By Selwyn Duke
"When small men cast big shadows, it's a sign that the sun is about to set." -- Lin Yutang
When I read the above proverb, I can't help but think about our time. Can anyone deny that we have become the land where small men cast big shadows? Think about it. The Simon & Garfunkel song asks, "Where have you gone, Joe DiMaggio?" but it would be better to ask where Mozart, G.K. Chesterton, Edmund Burke and Thomas Aquinas have gone. And one thing we'll ask that's similar is, "Where are all the leaders?" but it's the wrong question. We should ask, "Where are all the followers?"
In reality, the leaders, thinkers, great artists and writers exist -- at least to some extent -- but they're not recognized today. Consider Alan Keyes, for instance. Keyes is a truly great man, a peerless philosopher with a real gift for communicating Truth. Yet he has run for public office -- including the presidency -- several times and can't get to first base. He casts a long shadow, but the people just don't seem to appreciate the shade.
A perfect example of choosing the small man over the great one involved Keyes and a 2004 Illinois Senate race. Keyes was running against none other than Barack Obama (PBUH), and never was there a greater contrast between substance and style, depth and superficiality, real intellectualism and relative infantilism. Just watch the debates the two men had, such as this one here (they're posted on YouTube). Quite frankly, it's clear to any discerning observer that Obama isn't fit to be the parrot on Keyes' shoulder. Yet, Illinois chose the very, very small shadow, thereby setting the stage for the Obamanation we have today.
Not surprisingly, the diminution isn't confined to just our leaders, as everything -- entertainment, academia, etc. -- in some way reflects the wider society (even if it just reflects the civilization's tolerance for evil). Just think about the people we place on pedestals today. There are rap stars, the absolute worst of the worst. Why do you think so many of them end up dead or arrested? These are thugs who, if they weren't making obscene money disgorging cultural poison, would be mugging innocents in dark alleys.
But they're not alone. We have individuals such as Howard Stern, who isn't separated from the rap miscreants so much by superior moral fiber as by 40 I.Q. points. In fact, he's smart enough to know exactly what he's doing. As an illustration, consider a story I heard about him many years ago on a radio show. Supposedly, shortly before he became a sultan of sleaze in the 1980s, he said (I'm paraphrasing), "The country has become so immoral that it's my time now."
But who is really to blame? The lowlife who cashed in on the corruption or the corrupted? Both are, of course. But never forget that Stern is only one man.
Madonna is another example of a small "man." And she also knows better. After all, what happened when she had a daughter? She said she wouldn't allow the girl to watch TV, which is wise. Yet, she had no problem helping to corrupt millions of other people's children, did she?

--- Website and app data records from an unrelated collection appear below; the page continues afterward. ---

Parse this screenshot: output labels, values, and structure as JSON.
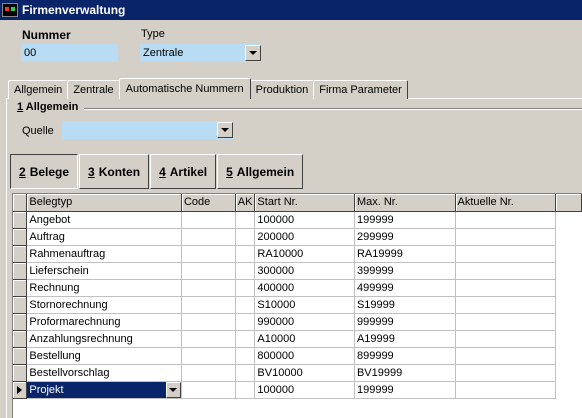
{
  "window": {
    "title": "Firmenverwaltung"
  },
  "header": {
    "nummer_label": "Nummer",
    "nummer_value": "00",
    "type_label": "Type",
    "type_value": "Zentrale"
  },
  "tabs": [
    {
      "label": "Allgemein",
      "active": false
    },
    {
      "label": "Zentrale",
      "active": false
    },
    {
      "label": "Automatische Nummern",
      "active": true
    },
    {
      "label": "Produktion",
      "active": false
    },
    {
      "label": "Firma Parameter",
      "active": false
    }
  ],
  "group": {
    "number": "1",
    "title": "Allgemein",
    "quelle_label": "Quelle",
    "quelle_value": ""
  },
  "subtabs": [
    {
      "number": "2",
      "label": "Belege",
      "active": true
    },
    {
      "number": "3",
      "label": "Konten",
      "active": false
    },
    {
      "number": "4",
      "label": "Artikel",
      "active": false
    },
    {
      "number": "5",
      "label": "Allgemein",
      "active": false
    }
  ],
  "grid": {
    "columns": [
      "Belegtyp",
      "Code",
      "AK",
      "Start Nr.",
      "Max. Nr.",
      "Aktuelle Nr."
    ],
    "rows": [
      [
        "Angebot",
        "",
        "",
        "100000",
        "199999",
        ""
      ],
      [
        "Auftrag",
        "",
        "",
        "200000",
        "299999",
        ""
      ],
      [
        "Rahmenauftrag",
        "",
        "",
        "RA10000",
        "RA19999",
        ""
      ],
      [
        "Lieferschein",
        "",
        "",
        "300000",
        "399999",
        ""
      ],
      [
        "Rechnung",
        "",
        "",
        "400000",
        "499999",
        ""
      ],
      [
        "Stornorechnung",
        "",
        "",
        "S10000",
        "S19999",
        ""
      ],
      [
        "Proformarechnung",
        "",
        "",
        "990000",
        "999999",
        ""
      ],
      [
        "Anzahlungsrechnung",
        "",
        "",
        "A10000",
        "A19999",
        ""
      ],
      [
        "Bestellung",
        "",
        "",
        "800000",
        "899999",
        ""
      ],
      [
        "Bestellvorschlag",
        "",
        "",
        "BV10000",
        "BV19999",
        ""
      ],
      [
        "Projekt",
        "",
        "",
        "100000",
        "199999",
        ""
      ]
    ],
    "current_row": 10
  },
  "colors": {
    "field_bg": "#b9dcf5",
    "title_bar": "#0a246a",
    "selection": "#0a246a",
    "dialog_bg": "#d4d0c8"
  }
}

Then we have reality television, which only proves how far out of touch with reality we've fallen. One of the worst examples of this I know of (and I don't watch it, so my frame of reference is limited) is that ridiculous show "Growing Up Gotti," which, mercifully, didn't last long. Its central figure was a small man named Victoria Gotti, the daughter of the notorious former head of the Gambino crime family John Gotti. She's what I would call a Long Island redneck, and the only reason she and her horrible sons were given their 15 minutes of fame was that her father was a murderous, psychopathic thug. Hey, kids, that's how you make it in America.
Talk-show host Michael Savage, on whose show I sometimes do commentary as a guest, has addressed the matter of small men himself. One day, while talking about California Senator Barbara Boxer and her accomplishments, he said, "In my day, at most -- at most -- she would have had a brassiere store on Queens Boulevard. Then, after 19 years, she might have had two brassiere stores."
Savage related the idea with his usual wit and creativity, and the essence of what he said is absolutely correct: We have a habit today of elevating small men to a point above the level of their own incompetence.
We might be tempted to say that those who espoused Truth and created beauty always faced an uphill battle and that people have always glommed onto demagogues and the purveyors of sin. And this is somewhat true. Yet there was a better time in our nation, a time when people held actors in low esteem, a time when being a sports figure wasn't considered respectable employment.
Today, everything has been turned on its head. Bill Ayers has a professorship, "Flavor Flav" a TV show and Obama a presidency. As for the truly gifted, I sometimes wonder if someone such as G.K. Chesterton could make it in journalism nowadays. After all, that business is run by the smallest of men. Small men in a shrinking culture.
© 2008 Selwyn Duke -- All Rights Reserved